Published data purportedly quantifies the extent of porch piracy. In a SafeWise survey of 1,000 Americans, 64.1% said they were package theft victims in 2021. More than 53% said they had multiple packages stolen during that time.
Stickle said, however, that package theft survey data is flawed because it is based on victims’ recollections. A consumer may have ordered such a large volume of packages that they may not remember if one or more was delivered, and they would automatically say it was stolen, he said.
Data integrity is also compromised by the retailer being unsure as to whether a package that was reported to be not delivered was stolen from a porch or was actually lost or misrouted in transit, Stickle said. States also lack the wherewithal to provide robust data sets on porch piracy.

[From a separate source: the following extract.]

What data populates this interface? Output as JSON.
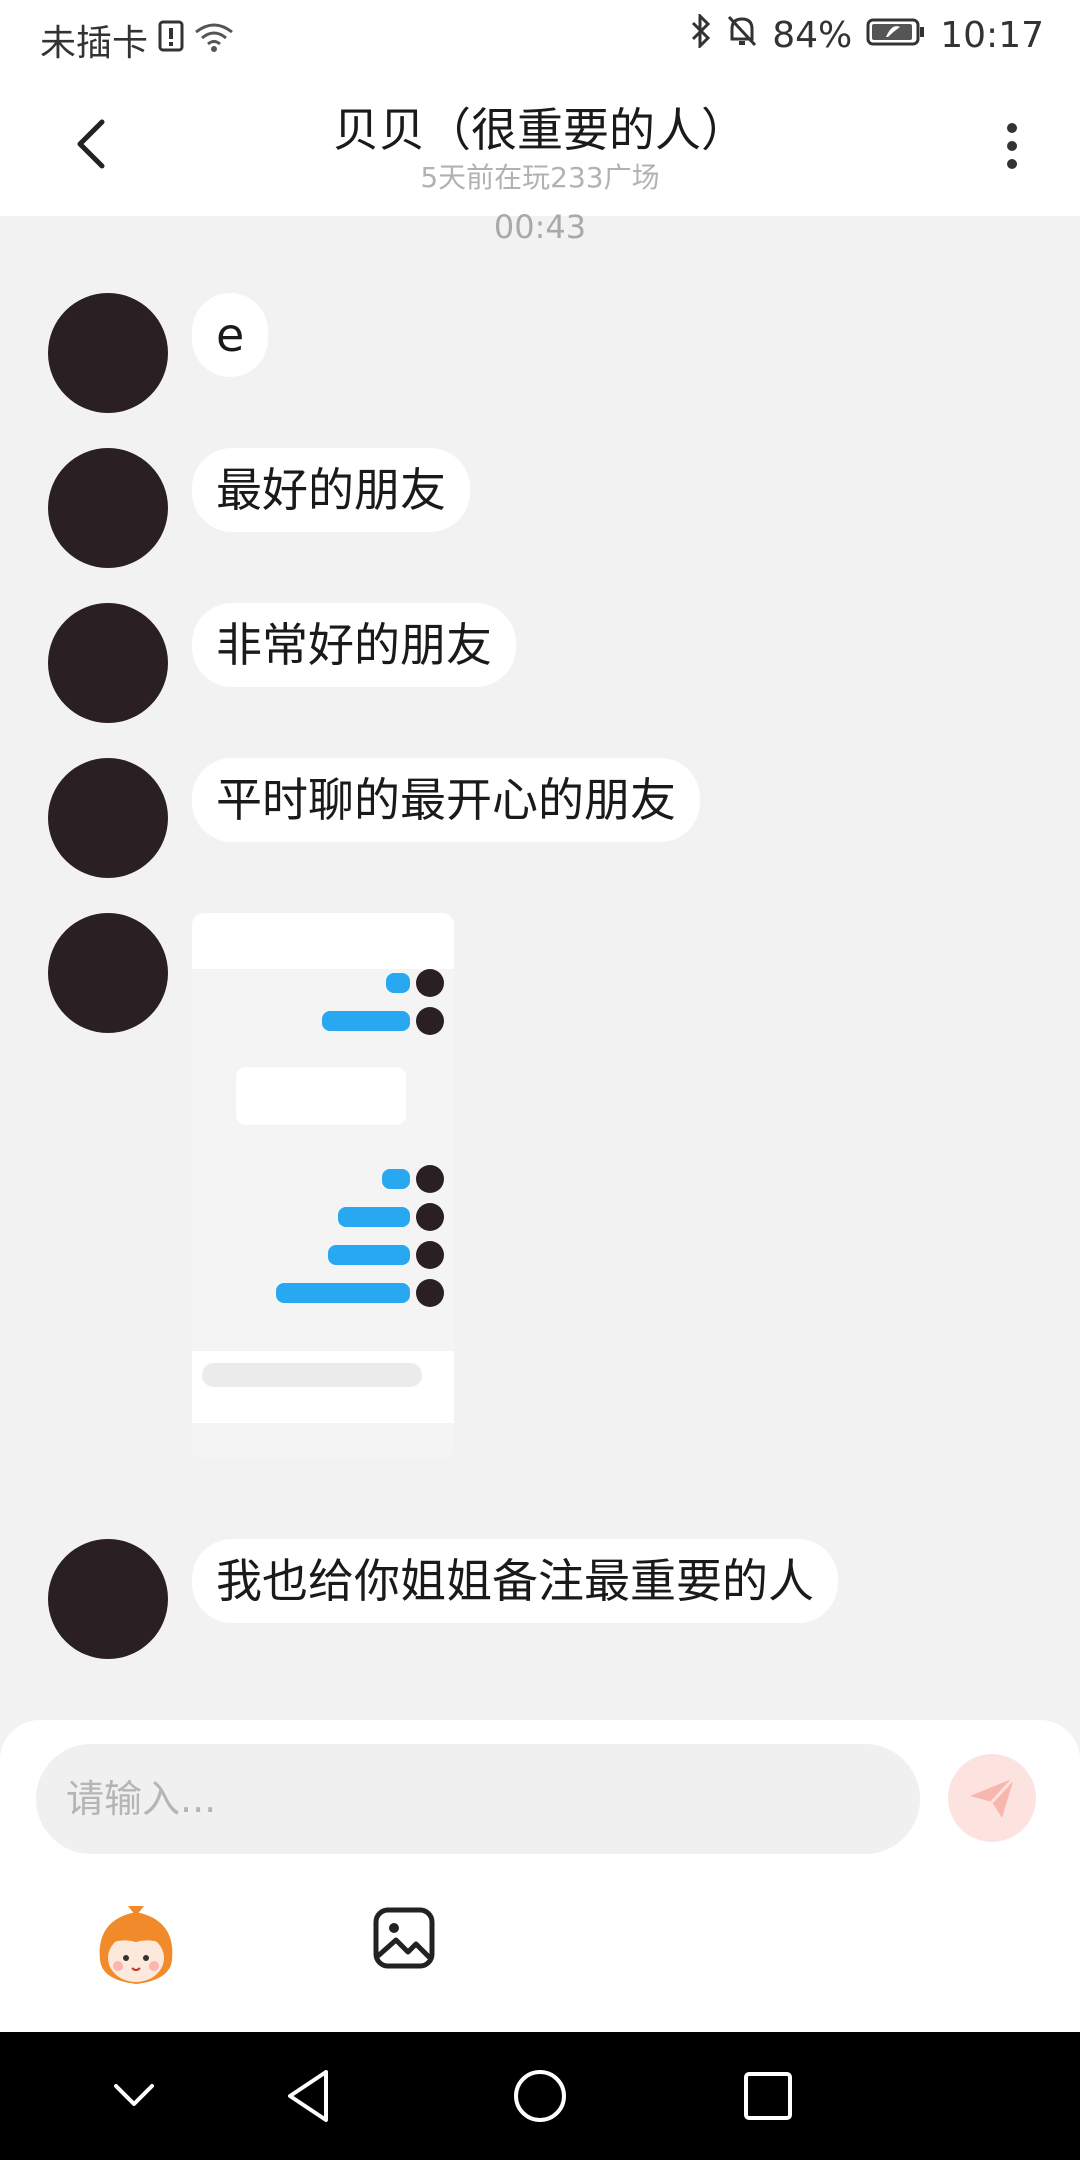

“There are no good mechanisms today to discern how anything got lost,” Stickle said. Even Amazon with its deep and sophisticated analytics skills struggles with managing the problems, he said.

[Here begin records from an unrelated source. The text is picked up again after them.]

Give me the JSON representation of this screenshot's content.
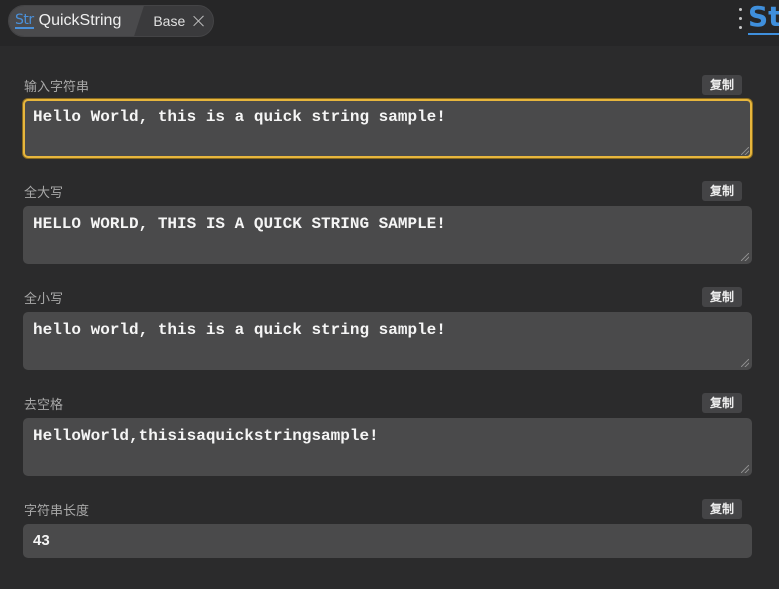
{
  "tabs": {
    "active": {
      "logo": "Str",
      "label": "QuickString"
    },
    "inactive": {
      "label": "Base"
    }
  },
  "corner_logo": "Str",
  "sections": [
    {
      "label": "输入字符串",
      "copy": "复制",
      "value": "Hello World, this is a quick string sample!"
    },
    {
      "label": "全大写",
      "copy": "复制",
      "value": "HELLO WORLD, THIS IS A QUICK STRING SAMPLE!"
    },
    {
      "label": "全小写",
      "copy": "复制",
      "value": "hello world, this is a quick string sample!"
    },
    {
      "label": "去空格",
      "copy": "复制",
      "value": "HelloWorld,thisisaquickstringsample!"
    },
    {
      "label": "字符串长度",
      "copy": "复制",
      "value": "43"
    }
  ],
  "colors": {
    "accent": "#3f8fdc",
    "focus_border": "#e7b63d",
    "background": "#2b2b2c"
  }
}
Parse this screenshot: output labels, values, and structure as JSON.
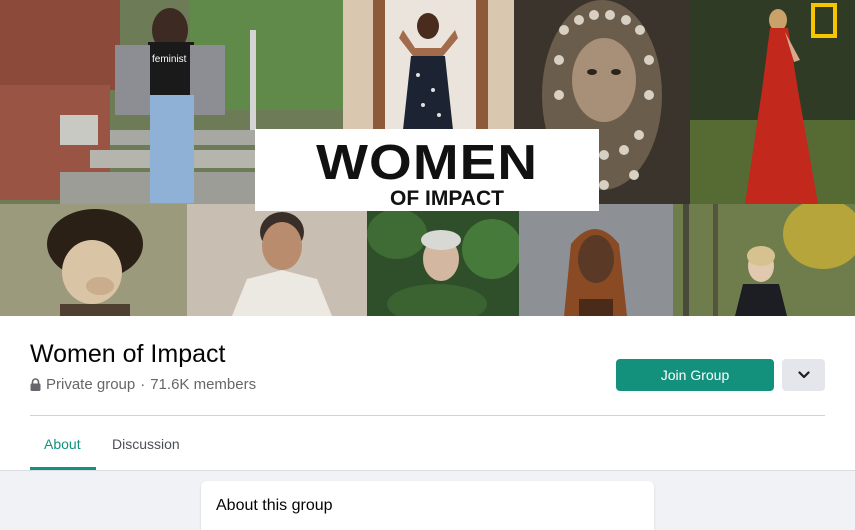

Porch thefts, like all types of cargo thefts, are underreported. Retailers don’t want to call attention to the issue and are fine with shipping a replacement item. Consumers, in turn, generally do not file police reports, finding an offer to replace the missing item an acceptable solution.
A collection of 67 porch piracy videos analyzed in 2019 by Stickle and his associates — the videos can be found on YouTube — found that, as expected, some porch thefts were pulled off by random juveniles riding their bicycles. However, others were more organized, with groups of thieves tracking consignments as they reach their destinations and are placed on porches, Stickle said.
As for what motivates porch pirates, Stickle surmised that “pure adrenaline” is behind many of the cases.
Porch piracy isn’t going away. It is a low-skill endeavor, and more online shopping means more deliveries, and more incidents. However, shippers, retailers and carriers are engaged in a holistic effort to take on the problem, underscoring the urgency in curbing a practice that is more common than anyone knows, bleeds out billions of dollars and fosters ill will with the consumer.
Stickle recalls that when big-box retailing became mainstream, there was little attention paid to loss prevention despite the ease with which goods could be pilfered from a cavernous facility. It wasn’t until retailers began to notice the surprisingly substantial cost of theft that they began taking concrete steps to address the problem. A similar trend, he said, is likely to evolve with porch piracy.